[App and web page records]
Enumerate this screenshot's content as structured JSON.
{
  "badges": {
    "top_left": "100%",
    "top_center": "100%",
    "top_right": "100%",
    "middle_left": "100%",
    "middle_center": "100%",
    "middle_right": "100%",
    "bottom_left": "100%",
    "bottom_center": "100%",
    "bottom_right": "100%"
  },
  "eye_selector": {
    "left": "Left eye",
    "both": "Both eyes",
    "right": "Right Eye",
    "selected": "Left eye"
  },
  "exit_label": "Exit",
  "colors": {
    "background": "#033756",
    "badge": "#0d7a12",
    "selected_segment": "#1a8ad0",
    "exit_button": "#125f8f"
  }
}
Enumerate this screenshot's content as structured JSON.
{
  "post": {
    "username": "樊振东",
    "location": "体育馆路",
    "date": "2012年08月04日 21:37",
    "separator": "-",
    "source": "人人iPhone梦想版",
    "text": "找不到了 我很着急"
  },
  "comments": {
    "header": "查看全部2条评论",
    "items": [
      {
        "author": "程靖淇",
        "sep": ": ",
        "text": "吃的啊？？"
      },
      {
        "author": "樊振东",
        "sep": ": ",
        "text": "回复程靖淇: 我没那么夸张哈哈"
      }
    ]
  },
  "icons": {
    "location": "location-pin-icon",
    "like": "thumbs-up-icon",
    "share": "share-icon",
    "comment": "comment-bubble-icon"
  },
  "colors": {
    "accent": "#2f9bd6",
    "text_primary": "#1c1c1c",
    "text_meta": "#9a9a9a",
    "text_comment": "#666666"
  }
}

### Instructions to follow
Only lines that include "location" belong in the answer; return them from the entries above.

### Completed task
    "location": "体育馆路",
    "location": "location-pin-icon",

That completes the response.